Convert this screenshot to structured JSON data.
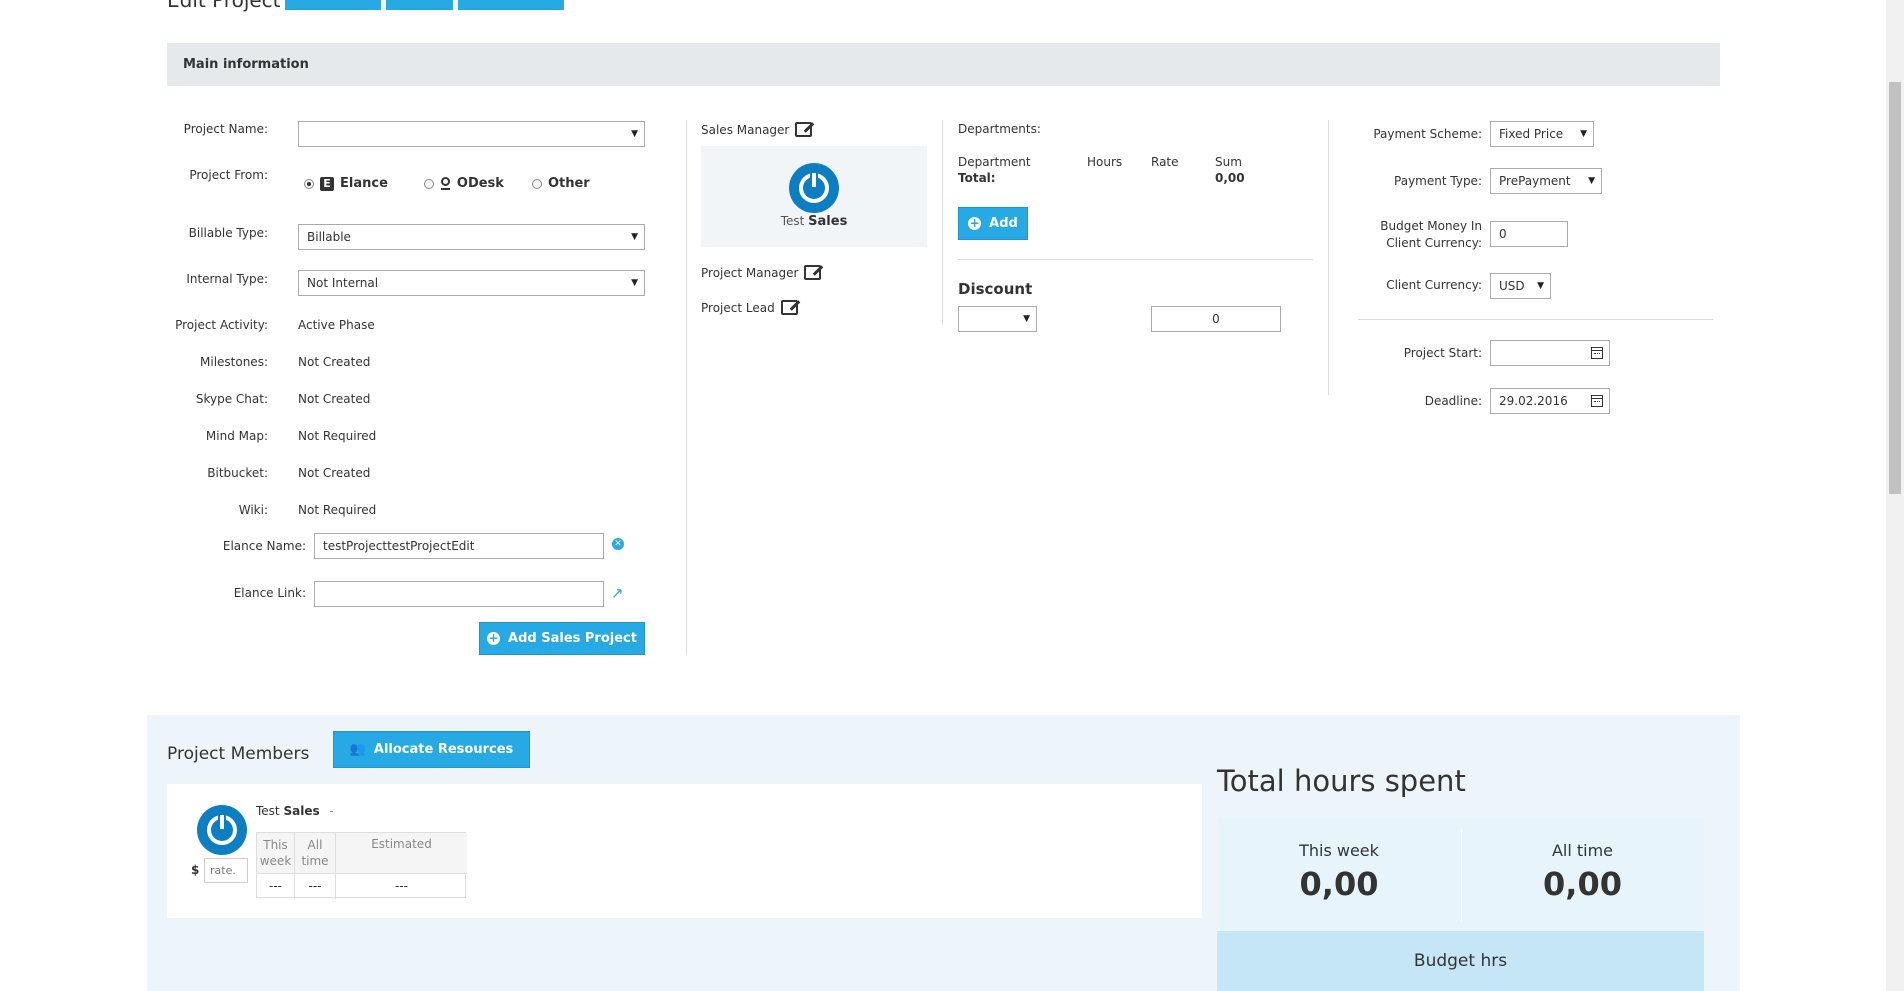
{
  "header": {
    "title": "Edit Project",
    "buttons": [
      "",
      "",
      ""
    ]
  },
  "main_info": {
    "title": "Main information",
    "fields": {
      "project_name_label": "Project Name:",
      "project_name_value": "",
      "project_from_label": "Project From:",
      "project_from_options": [
        "Elance",
        "ODesk",
        "Other"
      ],
      "project_from_selected": "Elance",
      "billable_type_label": "Billable Type:",
      "billable_type_value": "Billable",
      "internal_type_label": "Internal Type:",
      "internal_type_value": "Not Internal",
      "project_activity_label": "Project Activity:",
      "project_activity_value": "Active Phase",
      "milestones_label": "Milestones:",
      "milestones_value": "Not Created",
      "skype_chat_label": "Skype Chat:",
      "skype_chat_value": "Not Created",
      "mind_map_label": "Mind Map:",
      "mind_map_value": "Not Required",
      "bitbucket_label": "Bitbucket:",
      "bitbucket_value": "Not Created",
      "wiki_label": "Wiki:",
      "wiki_value": "Not Required",
      "elance_name_label": "Elance Name:",
      "elance_name_value": "testProjecttestProjectEdit",
      "elance_link_label": "Elance Link:",
      "elance_link_value": "",
      "add_sales_project_label": "Add Sales Project"
    },
    "people": {
      "sales_manager_label": "Sales Manager",
      "sales_manager_first": "Test",
      "sales_manager_last": "Sales",
      "project_manager_label": "Project Manager",
      "project_lead_label": "Project Lead"
    },
    "departments": {
      "label": "Departments:",
      "col_department": "Department",
      "col_hours": "Hours",
      "col_rate": "Rate",
      "col_sum": "Sum",
      "total_label": "Total:",
      "total_sum": "0,00",
      "add_label": "Add",
      "discount_label": "Discount",
      "discount_select": "",
      "discount_value": "0"
    },
    "payment": {
      "payment_scheme_label": "Payment Scheme:",
      "payment_scheme_value": "Fixed Price",
      "payment_type_label": "Payment Type:",
      "payment_type_value": "PrePayment",
      "budget_label_line1": "Budget Money In",
      "budget_label_line2": "Client Currency:",
      "budget_value": "0",
      "client_currency_label": "Client Currency:",
      "client_currency_value": "USD",
      "project_start_label": "Project Start:",
      "project_start_value": "",
      "deadline_label": "Deadline:",
      "deadline_value": "29.02.2016"
    }
  },
  "members": {
    "title": "Project Members",
    "allocate_label": "Allocate Resources",
    "member": {
      "first": "Test",
      "last": "Sales",
      "dash": "-",
      "currency": "$",
      "rate_placeholder": "rate.",
      "col_this_week": [
        "This",
        "week"
      ],
      "col_all_time": [
        "All",
        "time"
      ],
      "col_estimated": "Estimated",
      "val_this_week": "---",
      "val_all_time": "---",
      "val_estimated": "---"
    }
  },
  "hours": {
    "title": "Total hours spent",
    "this_week_label": "This week",
    "this_week_value": "0,00",
    "all_time_label": "All time",
    "all_time_value": "0,00",
    "budget_label": "Budget hrs"
  },
  "colors": {
    "accent": "#27a9e3",
    "header_bg": "#e6e9ec",
    "panel_bg": "#eef5fa",
    "stat_bg": "#e7f4fb",
    "budget_bg": "#c5e6f7"
  }
}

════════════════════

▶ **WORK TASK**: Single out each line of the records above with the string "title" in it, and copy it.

▶ **ANSWER TO THIS PROBLEM**:
    "title": "Edit Project",
    "title": "Main information",
    "title": "Project Members",
    "title": "Total hours spent",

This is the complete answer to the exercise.